Work to be completed: Whatever lines the data contains, output all of them unchanged.

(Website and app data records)
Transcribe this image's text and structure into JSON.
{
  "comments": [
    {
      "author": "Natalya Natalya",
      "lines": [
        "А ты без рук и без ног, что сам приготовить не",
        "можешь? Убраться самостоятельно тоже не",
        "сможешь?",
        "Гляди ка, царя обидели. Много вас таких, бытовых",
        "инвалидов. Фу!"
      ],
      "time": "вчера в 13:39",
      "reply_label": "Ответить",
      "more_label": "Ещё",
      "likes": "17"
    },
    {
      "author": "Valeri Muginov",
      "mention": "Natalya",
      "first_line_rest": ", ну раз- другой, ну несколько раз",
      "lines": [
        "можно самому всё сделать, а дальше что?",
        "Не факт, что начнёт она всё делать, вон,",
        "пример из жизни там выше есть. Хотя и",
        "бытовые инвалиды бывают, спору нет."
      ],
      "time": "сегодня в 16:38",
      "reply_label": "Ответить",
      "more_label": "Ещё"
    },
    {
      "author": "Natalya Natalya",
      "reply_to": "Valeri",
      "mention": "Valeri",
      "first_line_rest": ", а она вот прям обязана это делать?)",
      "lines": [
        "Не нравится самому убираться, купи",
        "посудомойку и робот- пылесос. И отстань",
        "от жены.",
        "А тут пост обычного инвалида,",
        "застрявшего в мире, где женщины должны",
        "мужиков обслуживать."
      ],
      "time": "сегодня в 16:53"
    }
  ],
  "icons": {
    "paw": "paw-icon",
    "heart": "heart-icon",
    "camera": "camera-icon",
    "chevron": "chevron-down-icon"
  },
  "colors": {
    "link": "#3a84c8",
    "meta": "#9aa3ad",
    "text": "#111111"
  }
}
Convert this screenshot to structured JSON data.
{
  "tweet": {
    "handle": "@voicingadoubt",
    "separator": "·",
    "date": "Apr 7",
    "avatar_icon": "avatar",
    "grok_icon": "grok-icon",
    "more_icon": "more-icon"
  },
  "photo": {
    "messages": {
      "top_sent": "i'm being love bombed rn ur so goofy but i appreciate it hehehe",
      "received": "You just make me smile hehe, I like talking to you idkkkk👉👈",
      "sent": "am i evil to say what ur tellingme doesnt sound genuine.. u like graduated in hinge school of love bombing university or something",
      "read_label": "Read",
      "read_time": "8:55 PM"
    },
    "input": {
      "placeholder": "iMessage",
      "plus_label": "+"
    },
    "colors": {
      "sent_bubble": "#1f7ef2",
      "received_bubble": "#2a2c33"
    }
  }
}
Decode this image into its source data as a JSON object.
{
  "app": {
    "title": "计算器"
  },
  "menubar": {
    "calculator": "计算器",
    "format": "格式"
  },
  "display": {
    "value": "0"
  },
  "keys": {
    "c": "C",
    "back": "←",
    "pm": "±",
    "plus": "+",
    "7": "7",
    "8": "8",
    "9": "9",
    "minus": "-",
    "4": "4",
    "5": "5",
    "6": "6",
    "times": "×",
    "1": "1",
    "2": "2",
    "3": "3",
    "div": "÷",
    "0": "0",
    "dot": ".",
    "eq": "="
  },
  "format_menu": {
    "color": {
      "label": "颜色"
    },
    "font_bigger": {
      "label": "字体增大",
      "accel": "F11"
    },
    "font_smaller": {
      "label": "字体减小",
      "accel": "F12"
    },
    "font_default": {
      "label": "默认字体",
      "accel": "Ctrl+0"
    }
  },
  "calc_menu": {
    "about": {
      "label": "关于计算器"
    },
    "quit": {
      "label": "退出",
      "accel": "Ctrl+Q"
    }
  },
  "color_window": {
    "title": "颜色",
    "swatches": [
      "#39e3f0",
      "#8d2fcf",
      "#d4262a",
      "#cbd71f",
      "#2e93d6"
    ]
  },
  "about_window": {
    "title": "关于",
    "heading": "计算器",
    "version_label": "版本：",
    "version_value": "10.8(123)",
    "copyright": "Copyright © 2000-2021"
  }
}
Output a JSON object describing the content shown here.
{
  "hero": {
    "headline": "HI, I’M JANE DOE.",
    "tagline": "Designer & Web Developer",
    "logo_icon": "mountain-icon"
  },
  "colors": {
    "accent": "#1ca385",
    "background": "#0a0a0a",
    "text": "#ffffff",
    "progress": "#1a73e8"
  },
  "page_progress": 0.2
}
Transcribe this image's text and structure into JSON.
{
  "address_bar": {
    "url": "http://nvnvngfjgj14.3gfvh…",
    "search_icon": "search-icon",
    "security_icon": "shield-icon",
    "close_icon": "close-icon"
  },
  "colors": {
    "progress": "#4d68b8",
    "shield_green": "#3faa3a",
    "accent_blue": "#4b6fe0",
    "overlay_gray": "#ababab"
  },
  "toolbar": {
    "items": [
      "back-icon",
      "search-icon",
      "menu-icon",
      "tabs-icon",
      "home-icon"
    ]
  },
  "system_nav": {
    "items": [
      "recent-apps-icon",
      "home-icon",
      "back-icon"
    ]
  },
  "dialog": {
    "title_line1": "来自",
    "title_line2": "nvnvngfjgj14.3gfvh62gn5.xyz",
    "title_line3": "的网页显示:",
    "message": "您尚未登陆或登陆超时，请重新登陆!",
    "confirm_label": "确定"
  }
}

Problem solution:
Transcribe this image's text and structure into JSON.
{
  "comments": [
    {
      "author": "Natalya Natalya",
      "lines": [
        "А ты без рук и без ног, что сам приготовить не",
        "можешь? Убраться самостоятельно тоже не",
        "сможешь?",
        "Гляди ка, царя обидели. Много вас таких, бытовых",
        "инвалидов. Фу!"
      ],
      "time": "вчера в 13:39",
      "reply_label": "Ответить",
      "more_label": "Ещё",
      "likes": "17"
    },
    {
      "author": "Valeri Muginov",
      "mention": "Natalya",
      "first_line_rest": ", ну раз- другой, ну несколько раз",
      "lines": [
        "можно самому всё сделать, а дальше что?",
        "Не факт, что начнёт она всё делать, вон,",
        "пример из жизни там выше есть. Хотя и",
        "бытовые инвалиды бывают, спору нет."
      ],
      "time": "сегодня в 16:38",
      "reply_label": "Ответить",
      "more_label": "Ещё"
    },
    {
      "author": "Natalya Natalya",
      "reply_to": "Valeri",
      "mention": "Valeri",
      "first_line_rest": ", а она вот прям обязана это делать?)",
      "lines": [
        "Не нравится самому убираться, купи",
        "посудомойку и робот- пылесос. И отстань",
        "от жены.",
        "А тут пост обычного инвалида,",
        "застрявшего в мире, где женщины должны",
        "мужиков обслуживать."
      ],
      "time": "сегодня в 16:53"
    }
  ],
  "icons": {
    "paw": "paw-icon",
    "heart": "heart-icon",
    "camera": "camera-icon",
    "chevron": "chevron-down-icon"
  },
  "colors": {
    "link": "#3a84c8",
    "meta": "#9aa3ad",
    "text": "#111111"
  }
}
Convert this screenshot to structured JSON data.
{
  "tweet": {
    "handle": "@voicingadoubt",
    "separator": "·",
    "date": "Apr 7",
    "avatar_icon": "avatar",
    "grok_icon": "grok-icon",
    "more_icon": "more-icon"
  },
  "photo": {
    "messages": {
      "top_sent": "i'm being love bombed rn ur so goofy but i appreciate it hehehe",
      "received": "You just make me smile hehe, I like talking to you idkkkk👉👈",
      "sent": "am i evil to say what ur tellingme doesnt sound genuine.. u like graduated in hinge school of love bombing university or something",
      "read_label": "Read",
      "read_time": "8:55 PM"
    },
    "input": {
      "placeholder": "iMessage",
      "plus_label": "+"
    },
    "colors": {
      "sent_bubble": "#1f7ef2",
      "received_bubble": "#2a2c33"
    }
  }
}
Decode this image into its source data as a JSON object.
{
  "app": {
    "title": "计算器"
  },
  "menubar": {
    "calculator": "计算器",
    "format": "格式"
  },
  "display": {
    "value": "0"
  },
  "keys": {
    "c": "C",
    "back": "←",
    "pm": "±",
    "plus": "+",
    "7": "7",
    "8": "8",
    "9": "9",
    "minus": "-",
    "4": "4",
    "5": "5",
    "6": "6",
    "times": "×",
    "1": "1",
    "2": "2",
    "3": "3",
    "div": "÷",
    "0": "0",
    "dot": ".",
    "eq": "="
  },
  "format_menu": {
    "color": {
      "label": "颜色"
    },
    "font_bigger": {
      "label": "字体增大",
      "accel": "F11"
    },
    "font_smaller": {
      "label": "字体减小",
      "accel": "F12"
    },
    "font_default": {
      "label": "默认字体",
      "accel": "Ctrl+0"
    }
  },
  "calc_menu": {
    "about": {
      "label": "关于计算器"
    },
    "quit": {
      "label": "退出",
      "accel": "Ctrl+Q"
    }
  },
  "color_window": {
    "title": "颜色",
    "swatches": [
      "#39e3f0",
      "#8d2fcf",
      "#d4262a",
      "#cbd71f",
      "#2e93d6"
    ]
  },
  "about_window": {
    "title": "关于",
    "heading": "计算器",
    "version_label": "版本：",
    "version_value": "10.8(123)",
    "copyright": "Copyright © 2000-2021"
  }
}
Output a JSON object describing the content shown here.
{
  "hero": {
    "headline": "HI, I’M JANE DOE.",
    "tagline": "Designer & Web Developer",
    "logo_icon": "mountain-icon"
  },
  "colors": {
    "accent": "#1ca385",
    "background": "#0a0a0a",
    "text": "#ffffff",
    "progress": "#1a73e8"
  },
  "page_progress": 0.2
}
Transcribe this image's text and structure into JSON.
{
  "address_bar": {
    "url": "http://nvnvngfjgj14.3gfvh…",
    "search_icon": "search-icon",
    "security_icon": "shield-icon",
    "close_icon": "close-icon"
  },
  "colors": {
    "progress": "#4d68b8",
    "shield_green": "#3faa3a",
    "accent_blue": "#4b6fe0",
    "overlay_gray": "#ababab"
  },
  "toolbar": {
    "items": [
      "back-icon",
      "search-icon",
      "menu-icon",
      "tabs-icon",
      "home-icon"
    ]
  },
  "system_nav": {
    "items": [
      "recent-apps-icon",
      "home-icon",
      "back-icon"
    ]
  },
  "dialog": {
    "title_line1": "来自",
    "title_line2": "nvnvngfjgj14.3gfvh62gn5.xyz",
    "title_line3": "的网页显示:",
    "message": "您尚未登陆或登陆超时，请重新登陆!",
    "confirm_label": "确定"
  }
}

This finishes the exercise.